It’s always a bit challenging to evaluate a work that deals with intensely personal issues. This is doubly the case when it is a memoir dealing specifically with what feels like such an unjust death, the loss of a particularly vibrant, bright teenager with his whole life ahead of him. And yet, Weber’s writing does deserve a critique. There is something particularly self involved about this memoir, yet that seems to be connected to the very nature of grief. To write about loss is to examine how that loss affects the writer. One, however, feels sympathy for Sam and Miranda, Damon’s younger siblings, who somehow seem to get lost along the way; their needs seem to be overlooked because Damon’s are so much more pressing. I have to say, I’d have liked to hear more about Sam, Miranda, and Shealegh, Damon’s mother, rather than focusing almost exclusively on Weber’s own story, his attempt to deal with Damon’s situation. Additionally, although Weber is a skilled writer and a professional writer, there’s something about his descriptions of Damon that feel a bit trite. Damon is often described as bird-like in a variety of ways. This makes sense, particularly when we consider that he is much smaller and thinner than his peers because of his illness and that he seems to be wasting away before our eyes as the book progresses. But these repeated descriptions of Damon as “bird-like” don’t seem to fit with Weber’s repeated references to Damon as leonine, or lion-like, especially in reference to his halo of bright red hair. Although this description certainly captures something of the power and charisma of Damon that Weber seems to want to convey, it doesn’t quite fit with the writing of Damon as frail and bird-like. Also, Weber seems to repeat these descriptors so often that one finds it all a bit distracting.

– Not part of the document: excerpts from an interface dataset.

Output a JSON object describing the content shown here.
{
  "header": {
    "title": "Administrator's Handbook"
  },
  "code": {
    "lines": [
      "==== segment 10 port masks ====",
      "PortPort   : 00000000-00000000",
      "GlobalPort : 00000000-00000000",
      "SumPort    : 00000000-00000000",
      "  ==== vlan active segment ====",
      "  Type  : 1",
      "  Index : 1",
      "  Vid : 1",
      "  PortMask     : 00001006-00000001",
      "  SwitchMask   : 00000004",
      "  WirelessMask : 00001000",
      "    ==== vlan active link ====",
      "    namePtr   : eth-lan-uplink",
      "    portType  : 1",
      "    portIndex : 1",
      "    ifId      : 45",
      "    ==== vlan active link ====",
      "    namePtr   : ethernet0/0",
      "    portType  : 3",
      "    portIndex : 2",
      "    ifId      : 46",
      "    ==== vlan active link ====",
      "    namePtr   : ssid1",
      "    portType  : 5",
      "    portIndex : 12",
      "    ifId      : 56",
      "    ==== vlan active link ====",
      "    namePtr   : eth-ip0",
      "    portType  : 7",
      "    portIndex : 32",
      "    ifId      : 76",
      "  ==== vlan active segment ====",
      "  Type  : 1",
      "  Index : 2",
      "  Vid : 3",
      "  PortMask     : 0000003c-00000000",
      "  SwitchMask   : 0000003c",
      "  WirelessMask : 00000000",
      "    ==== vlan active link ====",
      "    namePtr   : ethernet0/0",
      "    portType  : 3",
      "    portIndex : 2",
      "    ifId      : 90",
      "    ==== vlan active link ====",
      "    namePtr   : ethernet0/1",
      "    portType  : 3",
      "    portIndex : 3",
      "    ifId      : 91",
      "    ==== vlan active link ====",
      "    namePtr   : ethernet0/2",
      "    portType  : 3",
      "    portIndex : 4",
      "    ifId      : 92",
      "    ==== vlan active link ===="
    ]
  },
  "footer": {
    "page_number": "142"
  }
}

My heart breaks for the Weber family and for Doran Weber in particular. Certainly, the loss of a child must be one of the most difficult things that any family must face. And the loss of Damon is particularly tragic. After facing and seeming to overcome so many serious health problems, it’s tragic and almost unbelievable that Damon ultimately dies because of simple apathy and incompetence on the part of those who are supposed to be some of the best doctors in the United States. Currently, the Webers have filed a wrongful death lawsuit against Columbia Presbyterian Hospital. As of April 2013, just after the eighth anniversary of Damon’s death, the suit remains unsettled. My heart is broken for this family and weeps on behalf of Damon himself.